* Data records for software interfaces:

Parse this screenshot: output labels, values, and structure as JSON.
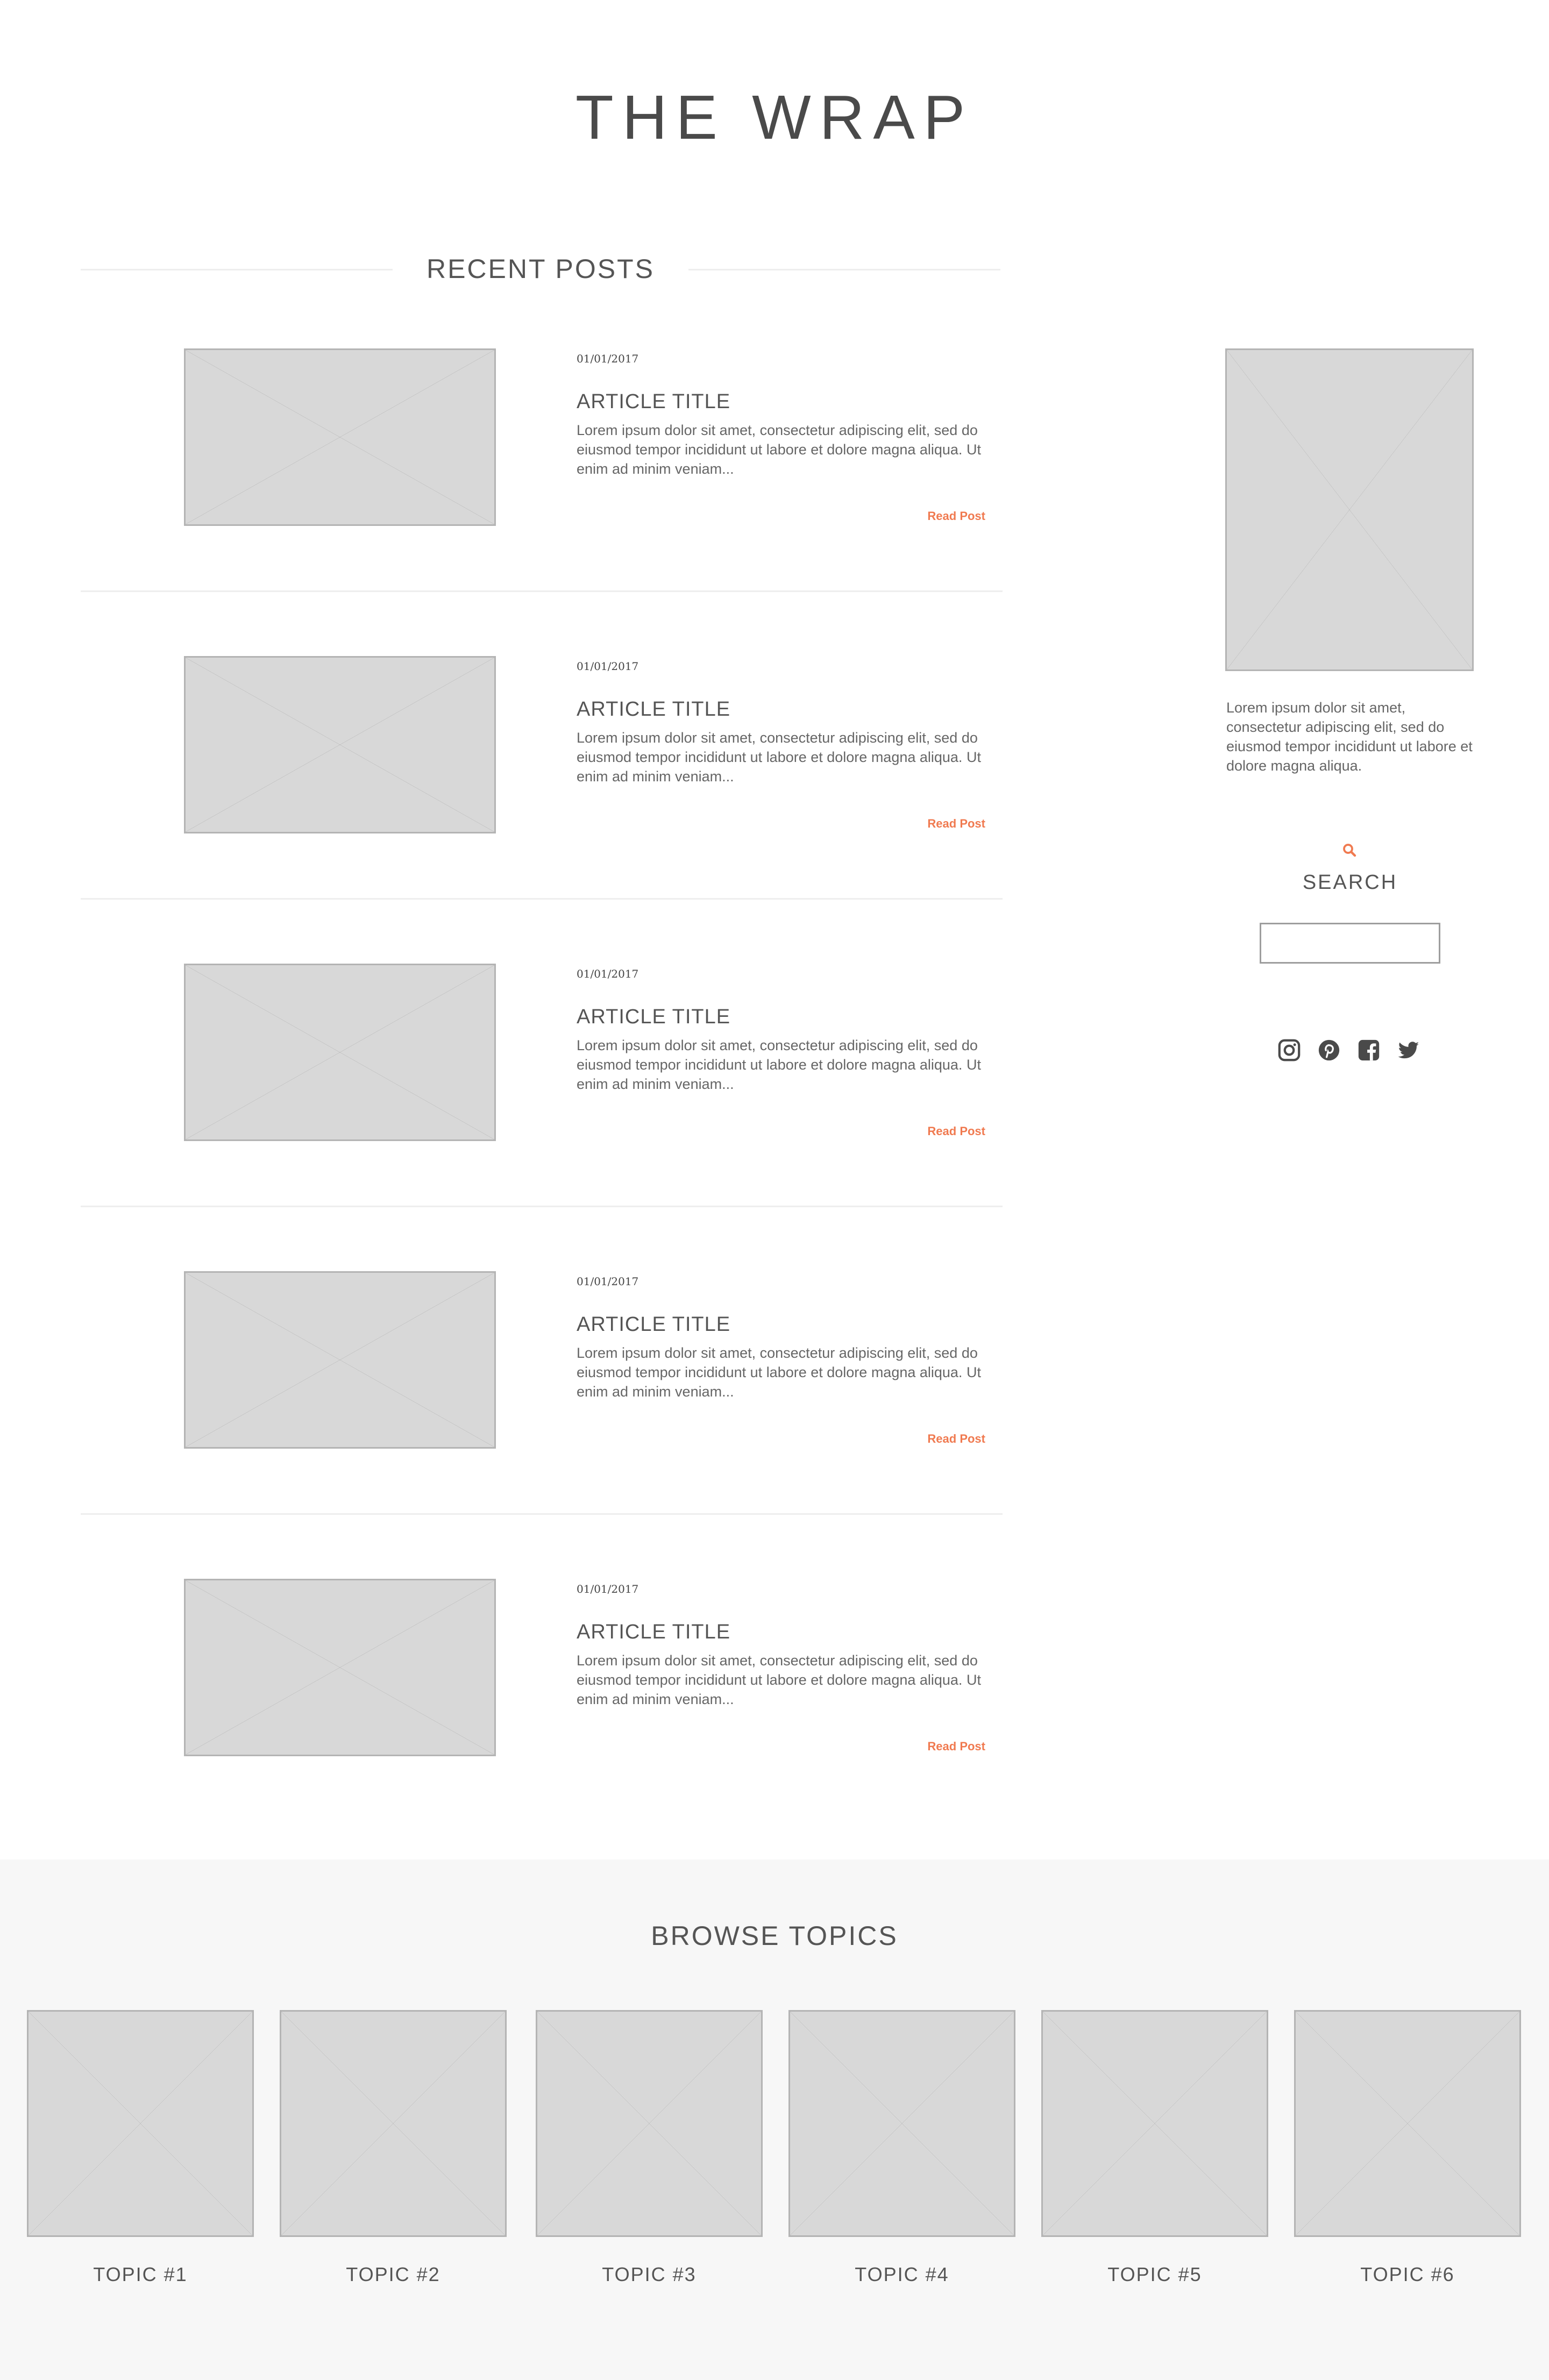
{
  "site": {
    "title": "THE WRAP"
  },
  "recent_posts": {
    "heading": "RECENT POSTS",
    "posts": [
      {
        "date": "01/01/2017",
        "title": "ARTICLE TITLE",
        "excerpt": "Lorem ipsum dolor sit amet, consectetur adipiscing elit, sed do eiusmod tempor incididunt ut labore et dolore magna aliqua. Ut enim ad minim veniam...",
        "link": "Read Post"
      },
      {
        "date": "01/01/2017",
        "title": "ARTICLE TITLE",
        "excerpt": "Lorem ipsum dolor sit amet, consectetur adipiscing elit, sed do eiusmod tempor incididunt ut labore et dolore magna aliqua. Ut enim ad minim veniam...",
        "link": "Read Post"
      },
      {
        "date": "01/01/2017",
        "title": "ARTICLE TITLE",
        "excerpt": "Lorem ipsum dolor sit amet, consectetur adipiscing elit, sed do eiusmod tempor incididunt ut labore et dolore magna aliqua. Ut enim ad minim veniam...",
        "link": "Read Post"
      },
      {
        "date": "01/01/2017",
        "title": "ARTICLE TITLE",
        "excerpt": "Lorem ipsum dolor sit amet, consectetur adipiscing elit, sed do eiusmod tempor incididunt ut labore et dolore magna aliqua. Ut enim ad minim veniam...",
        "link": "Read Post"
      },
      {
        "date": "01/01/2017",
        "title": "ARTICLE TITLE",
        "excerpt": "Lorem ipsum dolor sit amet, consectetur adipiscing elit, sed do eiusmod tempor incididunt ut labore et dolore magna aliqua. Ut enim ad minim veniam...",
        "link": "Read Post"
      }
    ]
  },
  "sidebar": {
    "about_text": "Lorem ipsum dolor sit amet, consectetur adipiscing elit, sed do eiusmod tempor incididunt ut labore et dolore magna aliqua.",
    "search": {
      "label": "SEARCH",
      "icon": "search-icon",
      "placeholder": "",
      "value": ""
    },
    "social": [
      {
        "name": "instagram-icon"
      },
      {
        "name": "pinterest-icon"
      },
      {
        "name": "facebook-icon"
      },
      {
        "name": "twitter-icon"
      }
    ]
  },
  "browse_topics": {
    "heading": "BROWSE TOPICS",
    "topics": [
      {
        "label": "TOPIC #1"
      },
      {
        "label": "TOPIC #2"
      },
      {
        "label": "TOPIC #3"
      },
      {
        "label": "TOPIC #4"
      },
      {
        "label": "TOPIC #5"
      },
      {
        "label": "TOPIC #6"
      }
    ]
  },
  "colors": {
    "accent": "#f07a50",
    "text": "#555555",
    "placeholder_fill": "#d8d8d8",
    "placeholder_stroke": "#b4b4b4",
    "footer_bg": "#f7f7f7"
  }
}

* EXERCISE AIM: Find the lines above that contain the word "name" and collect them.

* YOUR RESPONSE:
        "name": "instagram-icon"
        "name": "pinterest-icon"
        "name": "facebook-icon"
        "name": "twitter-icon"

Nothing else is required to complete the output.